[[ INPUT DATA open ]]

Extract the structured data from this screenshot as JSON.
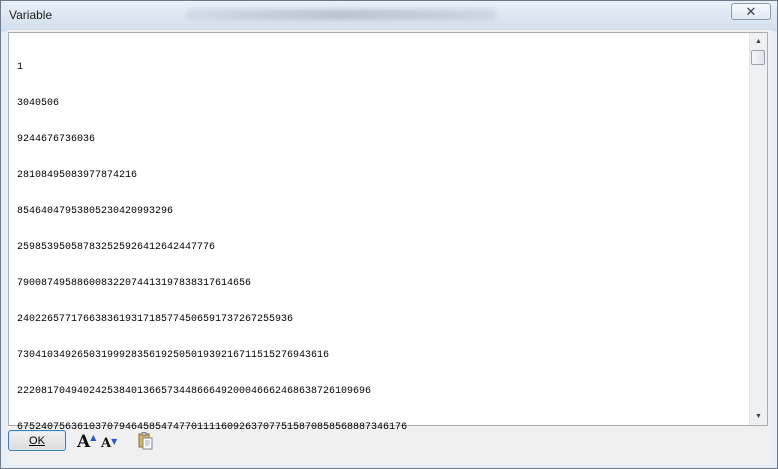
{
  "window": {
    "title": "Variable",
    "close_glyph": "✕"
  },
  "content": {
    "lines": [
      "1",
      "3040506",
      "9244676736036",
      "28108495083977874216",
      "854640479538052304209932​96",
      "25985395058783252592641264244 7776",
      "79008749588600832207441319783831​7614656",
      "24022657717663836193171857745065917372672 55936",
      "73041034926503199928356192505019392167115152769436 16",
      "222081704940242538401366573448666492000466624686387261 09696",
      "6752407563610370794645854747701111609263707751587085856888 7346176"
    ]
  },
  "scrollbar": {
    "up_glyph": "▲",
    "down_glyph": "▼"
  },
  "toolbar": {
    "ok_label": "OK",
    "font_larger_label": "A",
    "font_smaller_label": "A",
    "font_larger_icon": "font-increase-icon",
    "font_smaller_icon": "font-decrease-icon",
    "clipboard_icon": "clipboard-icon"
  }
}
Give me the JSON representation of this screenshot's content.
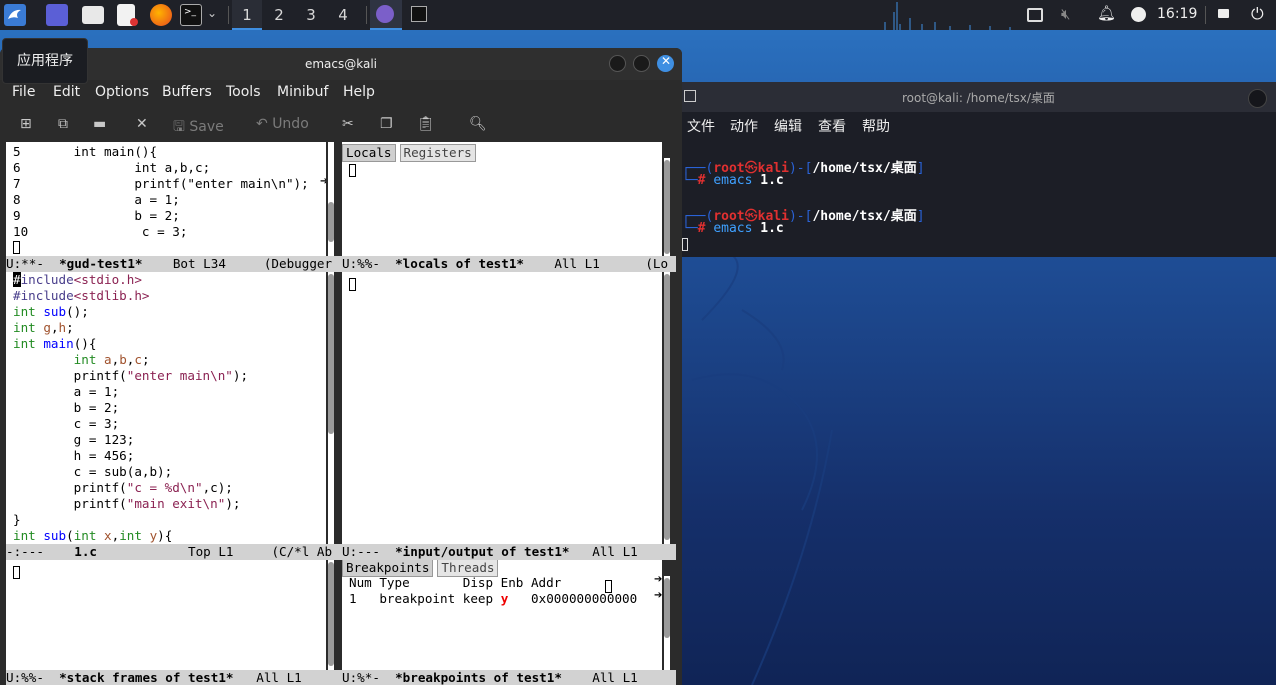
{
  "taskbar": {
    "workspaces": [
      "1",
      "2",
      "3",
      "4"
    ],
    "clock": "16:19",
    "icons": [
      "kali-menu-icon",
      "desktop-icon",
      "file-manager-icon",
      "text-editor-icon",
      "firefox-icon",
      "terminal-icon",
      "emacs-icon",
      "terminal-icon"
    ]
  },
  "tooltip": {
    "text": "应用程序"
  },
  "emacs": {
    "title": "emacs@kali",
    "menu": [
      "File",
      "Edit",
      "Options",
      "Buffers",
      "Tools",
      "Minibuf",
      "Help"
    ],
    "toolbar": {
      "save": "Save",
      "undo": "Undo"
    },
    "gud": {
      "lines": [
        "5",
        "6",
        "7",
        "8",
        "9",
        "10"
      ],
      "code": [
        "       int main(){",
        "               int a,b,c;",
        "               printf(\"enter main\\n\");",
        "               a = 1;",
        "               b = 2;",
        "               c = 3;"
      ],
      "modeline": {
        "status": "U:**-",
        "buffer": "*gud-test1*",
        "pos": "Bot L34",
        "mode": "(Debugger"
      }
    },
    "locals": {
      "tabs": [
        "Locals",
        "Registers"
      ],
      "modeline": {
        "status": "U:%%-",
        "buffer": "*locals of test1*",
        "pos": "All L1",
        "mode": "(Lo"
      }
    },
    "source": {
      "modeline": {
        "status": "-:---",
        "buffer": "1.c",
        "pos": "Top L1",
        "mode": "(C/*l Ab"
      }
    },
    "io": {
      "modeline": {
        "status": "U:---",
        "buffer": "*input/output of test1*",
        "pos": "All L1"
      }
    },
    "stack": {
      "modeline": {
        "status": "U:%%-",
        "buffer": "*stack frames of test1*",
        "pos": "All L1"
      }
    },
    "breakpoints": {
      "tabs": [
        "Breakpoints",
        "Threads"
      ],
      "header": "Num Type       Disp Enb Addr",
      "row": {
        "num": "1",
        "type": "breakpoint",
        "disp": "keep",
        "enb": "y",
        "addr": "0x000000000000"
      },
      "modeline": {
        "status": "U:%*-",
        "buffer": "*breakpoints of test1*",
        "pos": "All L1"
      }
    }
  },
  "terminal": {
    "title": "root@kali: /home/tsx/桌面",
    "menu": [
      "文件",
      "动作",
      "编辑",
      "查看",
      "帮助"
    ],
    "prompts": [
      {
        "user": "root",
        "sym": "㉿",
        "host": "kali",
        "path": "/home/tsx/桌面",
        "cmd": "emacs",
        "arg": "1.c"
      },
      {
        "user": "root",
        "sym": "㉿",
        "host": "kali",
        "path": "/home/tsx/桌面",
        "cmd": "emacs",
        "arg": "1.c"
      }
    ]
  }
}
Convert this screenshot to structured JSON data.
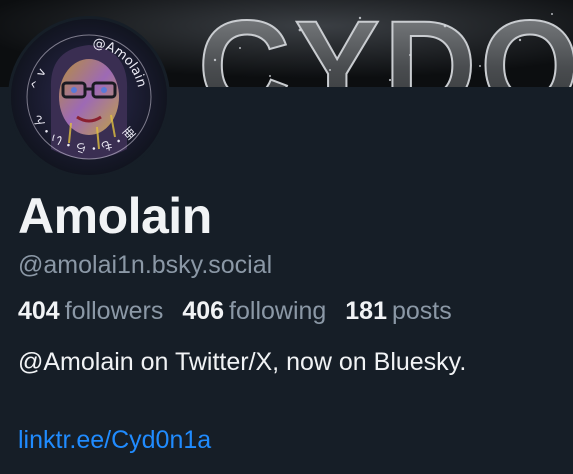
{
  "banner": {
    "text": "CYDO",
    "background": "#0c0e10"
  },
  "avatar": {
    "ring_text": "@Amolain",
    "ring_text_jp": "亜・も・ら・い・ん",
    "ring_text_prefix": "^ v"
  },
  "profile": {
    "display_name": "Amolain",
    "handle": "@amolai1n.bsky.social",
    "bio": "@Amolain on Twitter/X, now on Bluesky.",
    "link": "linktr.ee/Cyd0n1a"
  },
  "stats": {
    "followers_count": "404",
    "followers_label": "followers",
    "following_count": "406",
    "following_label": "following",
    "posts_count": "181",
    "posts_label": "posts"
  },
  "colors": {
    "background": "#161e27",
    "text_primary": "#f1f3f5",
    "text_secondary": "#8b98a6",
    "link": "#208bfe"
  }
}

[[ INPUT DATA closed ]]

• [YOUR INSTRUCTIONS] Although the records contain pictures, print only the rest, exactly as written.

• [OUTPUT OF THE TASK]
Extract the structured data from this screenshot as JSON.
{
  "window": {
    "title": "Variable",
    "close_glyph": "✕"
  },
  "content": {
    "lines": [
      "1",
      "3040506",
      "9244676736036",
      "28108495083977874216",
      "854640479538052304209932​96",
      "25985395058783252592641264244 7776",
      "79008749588600832207441319783831​7614656",
      "24022657717663836193171857745065917372672 55936",
      "73041034926503199928356192505019392167115152769436 16",
      "222081704940242538401366573448666492000466624686387261 09696",
      "6752407563610370794645854747701111609263707751587085856888 7346176"
    ]
  },
  "scrollbar": {
    "up_glyph": "▲",
    "down_glyph": "▼"
  },
  "toolbar": {
    "ok_label": "OK",
    "font_larger_label": "A",
    "font_smaller_label": "A",
    "font_larger_icon": "font-increase-icon",
    "font_smaller_icon": "font-decrease-icon",
    "clipboard_icon": "clipboard-icon"
  }
}
Give me the JSON representation of this screenshot's content.
{
  "taskbar": {
    "workspaces": [
      "1",
      "2",
      "3",
      "4"
    ],
    "clock": "16:19",
    "icons": [
      "kali-menu-icon",
      "desktop-icon",
      "file-manager-icon",
      "text-editor-icon",
      "firefox-icon",
      "terminal-icon",
      "emacs-icon",
      "terminal-icon"
    ]
  },
  "tooltip": {
    "text": "应用程序"
  },
  "emacs": {
    "title": "emacs@kali",
    "menu": [
      "File",
      "Edit",
      "Options",
      "Buffers",
      "Tools",
      "Minibuf",
      "Help"
    ],
    "toolbar": {
      "save": "Save",
      "undo": "Undo"
    },
    "gud": {
      "lines": [
        "5",
        "6",
        "7",
        "8",
        "9",
        "10"
      ],
      "code": [
        "       int main(){",
        "               int a,b,c;",
        "               printf(\"enter main\\n\");",
        "               a = 1;",
        "               b = 2;",
        "               c = 3;"
      ],
      "modeline": {
        "status": "U:**-",
        "buffer": "*gud-test1*",
        "pos": "Bot L34",
        "mode": "(Debugger"
      }
    },
    "locals": {
      "tabs": [
        "Locals",
        "Registers"
      ],
      "modeline": {
        "status": "U:%%-",
        "buffer": "*locals of test1*",
        "pos": "All L1",
        "mode": "(Lo"
      }
    },
    "source": {
      "modeline": {
        "status": "-:---",
        "buffer": "1.c",
        "pos": "Top L1",
        "mode": "(C/*l Ab"
      }
    },
    "io": {
      "modeline": {
        "status": "U:---",
        "buffer": "*input/output of test1*",
        "pos": "All L1"
      }
    },
    "stack": {
      "modeline": {
        "status": "U:%%-",
        "buffer": "*stack frames of test1*",
        "pos": "All L1"
      }
    },
    "breakpoints": {
      "tabs": [
        "Breakpoints",
        "Threads"
      ],
      "header": "Num Type       Disp Enb Addr",
      "row": {
        "num": "1",
        "type": "breakpoint",
        "disp": "keep",
        "enb": "y",
        "addr": "0x000000000000"
      },
      "modeline": {
        "status": "U:%*-",
        "buffer": "*breakpoints of test1*",
        "pos": "All L1"
      }
    }
  },
  "terminal": {
    "title": "root@kali: /home/tsx/桌面",
    "menu": [
      "文件",
      "动作",
      "编辑",
      "查看",
      "帮助"
    ],
    "prompts": [
      {
        "user": "root",
        "sym": "㉿",
        "host": "kali",
        "path": "/home/tsx/桌面",
        "cmd": "emacs",
        "arg": "1.c"
      },
      {
        "user": "root",
        "sym": "㉿",
        "host": "kali",
        "path": "/home/tsx/桌面",
        "cmd": "emacs",
        "arg": "1.c"
      }
    ]
  }
}
Convert this screenshot to structured JSON data.
{
  "banner": {
    "text": "CYDO",
    "background": "#0c0e10"
  },
  "avatar": {
    "ring_text": "@Amolain",
    "ring_text_jp": "亜・も・ら・い・ん",
    "ring_text_prefix": "^ v"
  },
  "profile": {
    "display_name": "Amolain",
    "handle": "@amolai1n.bsky.social",
    "bio": "@Amolain on Twitter/X, now on Bluesky.",
    "link": "linktr.ee/Cyd0n1a"
  },
  "stats": {
    "followers_count": "404",
    "followers_label": "followers",
    "following_count": "406",
    "following_label": "following",
    "posts_count": "181",
    "posts_label": "posts"
  },
  "colors": {
    "background": "#161e27",
    "text_primary": "#f1f3f5",
    "text_secondary": "#8b98a6",
    "link": "#208bfe"
  }
}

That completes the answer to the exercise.